United States Alleges that the Pharmacist and Pharmacy Ignored Red Flags Indicating Prescriptions Were Not Legitimate, Including Filling Controlled Substances Prescriptions for Over 300 Patients that Traveled More than 180 Miles to the Pharmacy
Per the Office of the U.S. Attorney, District of Maryland: – U.S. District Judge Peter J. Messitte approved the United States’ consent decree with Abtin Youssefi-Rashti, a Montgomery County based pharmacist, and Upton Care Pharmacy, Inc. (“Upton Care”), resolving the United States’ civil allegations that Youssefi-Rashti and Upton Care violated the Controlled Substances Act (“CSA”) in illegally dispensing controlled substances. Under the consent decree, in addition to paying a $100,000 civil monetary penalty, Youssefi-Rashti agrees to surrender his pharmacist’s license to the Maryland Board of Pharmacy and not to reapply for three years. Additionally, Upton Care agreed to voluntarily surrender its DEA registration to dispense controlled substances for cause.
“Under the Controlled Substances Act, pharmacists have a responsibility to ensure the legitimacy of the prescriptions they fill,” said U.S. Attorney Erek L. Barron. “The U.S. Attorney’s Office intends to use all tools at its disposal—criminal and civil—to hold responsible those at every step in the supply chain who violate the CSA and fan the flames of the present opioid epidemic.”
Special Agent in Charge Jarod A. Forget stated, “Pharmacists have a crucial role in correctly dispensing controlled substances, safeguarding patients and preventing drug diversion.

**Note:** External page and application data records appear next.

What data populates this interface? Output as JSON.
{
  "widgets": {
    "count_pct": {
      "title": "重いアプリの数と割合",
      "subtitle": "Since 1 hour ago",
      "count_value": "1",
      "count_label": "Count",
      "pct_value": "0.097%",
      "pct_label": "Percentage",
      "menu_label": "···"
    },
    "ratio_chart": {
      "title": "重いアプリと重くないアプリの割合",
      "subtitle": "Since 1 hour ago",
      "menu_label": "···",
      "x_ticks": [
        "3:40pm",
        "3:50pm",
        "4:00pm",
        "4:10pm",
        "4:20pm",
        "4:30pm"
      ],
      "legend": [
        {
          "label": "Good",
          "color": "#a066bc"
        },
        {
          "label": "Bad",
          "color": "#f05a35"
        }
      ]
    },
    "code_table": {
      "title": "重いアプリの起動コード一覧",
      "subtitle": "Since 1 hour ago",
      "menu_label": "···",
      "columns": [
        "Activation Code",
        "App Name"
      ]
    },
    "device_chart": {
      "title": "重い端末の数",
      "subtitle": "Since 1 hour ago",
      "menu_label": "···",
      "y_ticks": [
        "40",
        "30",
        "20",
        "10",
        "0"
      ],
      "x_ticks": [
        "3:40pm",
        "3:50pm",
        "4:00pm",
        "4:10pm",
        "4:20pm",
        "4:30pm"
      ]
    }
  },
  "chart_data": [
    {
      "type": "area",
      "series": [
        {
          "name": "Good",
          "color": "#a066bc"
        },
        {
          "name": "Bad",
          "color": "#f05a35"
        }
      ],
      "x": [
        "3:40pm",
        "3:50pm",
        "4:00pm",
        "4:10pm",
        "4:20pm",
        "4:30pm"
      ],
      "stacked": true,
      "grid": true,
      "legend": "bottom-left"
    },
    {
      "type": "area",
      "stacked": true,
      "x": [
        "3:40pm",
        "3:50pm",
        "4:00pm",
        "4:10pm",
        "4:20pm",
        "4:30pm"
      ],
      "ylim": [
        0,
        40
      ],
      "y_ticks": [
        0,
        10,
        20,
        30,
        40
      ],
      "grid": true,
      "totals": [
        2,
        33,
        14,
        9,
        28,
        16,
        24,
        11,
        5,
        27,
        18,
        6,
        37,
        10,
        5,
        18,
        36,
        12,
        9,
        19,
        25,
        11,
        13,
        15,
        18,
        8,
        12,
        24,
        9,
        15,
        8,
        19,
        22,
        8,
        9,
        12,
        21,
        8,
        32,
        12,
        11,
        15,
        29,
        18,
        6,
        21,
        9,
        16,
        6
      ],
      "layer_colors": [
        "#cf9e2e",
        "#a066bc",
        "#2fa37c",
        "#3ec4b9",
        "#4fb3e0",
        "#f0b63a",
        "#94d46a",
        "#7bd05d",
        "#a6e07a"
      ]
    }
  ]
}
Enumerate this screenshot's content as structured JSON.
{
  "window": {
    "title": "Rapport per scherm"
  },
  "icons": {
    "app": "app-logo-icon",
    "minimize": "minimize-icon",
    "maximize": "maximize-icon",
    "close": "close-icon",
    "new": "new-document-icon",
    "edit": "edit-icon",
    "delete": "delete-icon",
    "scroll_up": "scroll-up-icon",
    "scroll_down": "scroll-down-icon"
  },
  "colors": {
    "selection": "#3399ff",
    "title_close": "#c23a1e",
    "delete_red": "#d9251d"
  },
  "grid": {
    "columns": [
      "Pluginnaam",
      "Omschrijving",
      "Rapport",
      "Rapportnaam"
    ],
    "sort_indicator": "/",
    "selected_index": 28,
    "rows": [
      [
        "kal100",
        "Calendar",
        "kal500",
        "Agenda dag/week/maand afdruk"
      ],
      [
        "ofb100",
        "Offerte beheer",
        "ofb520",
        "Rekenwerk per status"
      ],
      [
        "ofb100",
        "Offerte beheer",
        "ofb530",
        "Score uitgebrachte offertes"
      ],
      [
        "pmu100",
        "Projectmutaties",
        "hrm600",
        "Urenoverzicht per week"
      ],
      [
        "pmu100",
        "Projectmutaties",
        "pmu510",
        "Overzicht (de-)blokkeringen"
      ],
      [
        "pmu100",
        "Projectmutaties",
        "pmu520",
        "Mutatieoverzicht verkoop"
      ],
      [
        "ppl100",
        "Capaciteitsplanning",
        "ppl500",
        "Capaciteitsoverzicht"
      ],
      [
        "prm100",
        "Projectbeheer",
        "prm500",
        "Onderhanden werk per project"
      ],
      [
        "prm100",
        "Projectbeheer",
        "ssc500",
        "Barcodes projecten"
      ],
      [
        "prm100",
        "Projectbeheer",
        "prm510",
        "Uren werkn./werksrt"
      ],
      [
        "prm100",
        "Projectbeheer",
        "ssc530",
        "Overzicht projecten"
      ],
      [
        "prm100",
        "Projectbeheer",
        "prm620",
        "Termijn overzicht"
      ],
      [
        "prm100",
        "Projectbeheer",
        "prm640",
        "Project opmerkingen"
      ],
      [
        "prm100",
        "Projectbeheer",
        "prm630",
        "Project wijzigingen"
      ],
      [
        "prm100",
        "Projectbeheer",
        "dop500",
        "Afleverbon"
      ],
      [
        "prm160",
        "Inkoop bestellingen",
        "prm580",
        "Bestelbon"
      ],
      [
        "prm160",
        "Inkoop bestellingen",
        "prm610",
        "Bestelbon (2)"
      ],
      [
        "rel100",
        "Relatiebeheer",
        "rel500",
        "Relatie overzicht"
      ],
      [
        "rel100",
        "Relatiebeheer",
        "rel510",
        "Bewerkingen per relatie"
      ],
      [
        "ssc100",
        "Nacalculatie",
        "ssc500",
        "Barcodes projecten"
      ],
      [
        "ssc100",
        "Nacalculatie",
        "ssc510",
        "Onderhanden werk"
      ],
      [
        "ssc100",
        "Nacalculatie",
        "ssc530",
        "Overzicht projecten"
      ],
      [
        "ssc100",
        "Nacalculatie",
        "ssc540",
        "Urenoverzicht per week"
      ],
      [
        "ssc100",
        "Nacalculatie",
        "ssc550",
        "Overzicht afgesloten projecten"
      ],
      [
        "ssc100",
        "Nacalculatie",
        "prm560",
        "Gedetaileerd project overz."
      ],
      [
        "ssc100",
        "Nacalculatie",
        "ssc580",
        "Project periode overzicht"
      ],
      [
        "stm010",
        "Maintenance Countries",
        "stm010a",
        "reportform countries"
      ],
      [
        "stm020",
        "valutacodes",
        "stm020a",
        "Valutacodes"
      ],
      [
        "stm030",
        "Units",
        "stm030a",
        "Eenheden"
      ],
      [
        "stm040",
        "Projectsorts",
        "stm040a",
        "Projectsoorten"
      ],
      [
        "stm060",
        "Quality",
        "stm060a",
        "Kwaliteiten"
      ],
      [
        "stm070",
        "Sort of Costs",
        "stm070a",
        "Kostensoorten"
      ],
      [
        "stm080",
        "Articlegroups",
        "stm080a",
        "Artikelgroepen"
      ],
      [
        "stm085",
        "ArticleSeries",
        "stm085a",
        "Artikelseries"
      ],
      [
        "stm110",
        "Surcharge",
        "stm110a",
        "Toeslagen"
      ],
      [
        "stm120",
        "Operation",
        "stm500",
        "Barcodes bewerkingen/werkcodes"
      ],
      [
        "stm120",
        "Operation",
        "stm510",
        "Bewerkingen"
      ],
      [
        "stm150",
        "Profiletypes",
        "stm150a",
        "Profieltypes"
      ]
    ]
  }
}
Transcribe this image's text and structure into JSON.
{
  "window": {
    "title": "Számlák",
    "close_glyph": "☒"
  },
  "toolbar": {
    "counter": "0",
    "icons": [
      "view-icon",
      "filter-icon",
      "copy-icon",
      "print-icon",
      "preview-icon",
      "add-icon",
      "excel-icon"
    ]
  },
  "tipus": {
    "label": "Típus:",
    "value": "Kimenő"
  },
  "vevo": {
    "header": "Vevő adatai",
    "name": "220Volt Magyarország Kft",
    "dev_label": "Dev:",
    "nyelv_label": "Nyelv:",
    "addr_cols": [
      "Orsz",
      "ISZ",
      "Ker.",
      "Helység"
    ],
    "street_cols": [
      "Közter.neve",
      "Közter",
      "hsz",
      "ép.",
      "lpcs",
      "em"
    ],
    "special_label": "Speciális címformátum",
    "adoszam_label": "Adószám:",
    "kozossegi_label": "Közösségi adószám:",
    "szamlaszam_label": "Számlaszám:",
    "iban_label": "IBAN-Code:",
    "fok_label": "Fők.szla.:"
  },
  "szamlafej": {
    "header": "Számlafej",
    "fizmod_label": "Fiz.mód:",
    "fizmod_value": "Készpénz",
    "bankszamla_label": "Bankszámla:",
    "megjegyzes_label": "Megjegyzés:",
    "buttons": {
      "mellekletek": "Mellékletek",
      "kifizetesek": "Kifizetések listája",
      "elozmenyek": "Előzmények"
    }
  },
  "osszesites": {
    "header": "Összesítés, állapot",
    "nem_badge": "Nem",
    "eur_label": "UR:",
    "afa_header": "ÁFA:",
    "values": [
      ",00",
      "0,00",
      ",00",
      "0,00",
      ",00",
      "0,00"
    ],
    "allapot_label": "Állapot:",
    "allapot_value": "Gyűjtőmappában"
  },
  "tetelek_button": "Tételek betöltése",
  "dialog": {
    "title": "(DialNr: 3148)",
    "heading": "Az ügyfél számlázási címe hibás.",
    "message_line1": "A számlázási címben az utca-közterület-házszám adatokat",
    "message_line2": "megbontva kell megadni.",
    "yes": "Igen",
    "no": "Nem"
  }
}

It’s essential to pay attention to warning signs to prevent the opioid epidemic from getting worse. DEA is dedicated to investigating those who ignore the signs and to ensuring the community is safe.”
The government alleges that between 2018 and when Upton Care closed its doors in 2022, Youssefi-Rashti and Upton Care knowingly filled fraudulent prescriptions for controlled substances, ignoring red flags indicating that the prescriptions were not legitimate. For example, the government alleges that Youssefi-Rashti dispensed controlled substances to more than 300 people that traveled more than 180 miles from their homes to Upton Care. Additionally, Youssefi-Rashti dispensed prescriptions for both opioids and stimulants—a dangerous and potentially lethal combination—to the same patient concurrently. Youssefi-Rashti also regularly filled prescriptions for controlled substances that were paid for with cash even though the patient had insurance available to pay for the patient’s prescriptions. Although the Centers for Disease Control and Prevention generally recommends that primary care clinicians should avoid daily dosages of opioids over 90 morphine milligram equivalents (“MME”), Youssefi-Rashti routinely dispensed prescriptions to patients causing their MME levels to be many times that amount—and upwards of 1800 daily MME. The government alleges that Upton Care is liable for these deficiencies.
As part of the Consent Decree, Youssefi-Rashti and Upton Care are required to identify certain red flags—including when filling a prescription would cause the patient to take more than 90 daily MME; and when the patient pays in cash despite having insurance available to pay for the prescription. Before filling prescriptions bearing those red flags, the consent decree requires Youssefi-Rashti and Upton Care to document in detail any indications of abuse or diversion and the steps they took to ensure that the prescription was valid and was issued for a legitimate medical purpose, and that the prescription would not be abused or diverted for illegitimate purposes. Additionally, under the consent decree, Youssefi-Rashti and Upton Care are prohibited from filling certain prescriptions, including a combination of an opioid and a stimulant, and prescriptions for buprenorphine without naloxone without reliable documentation from the prescriber that the patient is pregnant, a nursing mother, or has had an actual adverse reaction to naloxone.
Under the consent decree, if the DEA determines that Youssefi-Rashti or Upton Care have violated any provision of the consent decree or if Youssefi-Rashti or Upton Care do not implement the corrective action the DEA orders, the DEA can order Youssefi-Rashti and Upton Care to cease ordering, distributing, or dispensing controlled substances immediately.
The consent decree is not an admission of liability by Youssefi-Rashti or Upton Care, nor a concession by the United States that its claims are not well founded.
The Court’s approval of this consent decree should remind pharmacists and pharmacies of their corresponding responsibility to confirm the legitimacy of the prescriptions that they fill and that that the Department of Justice intends to use all tools at its disposal—both criminal and civil—to combat the controlled substances epidemic which continues to plague our country, including here in Maryland.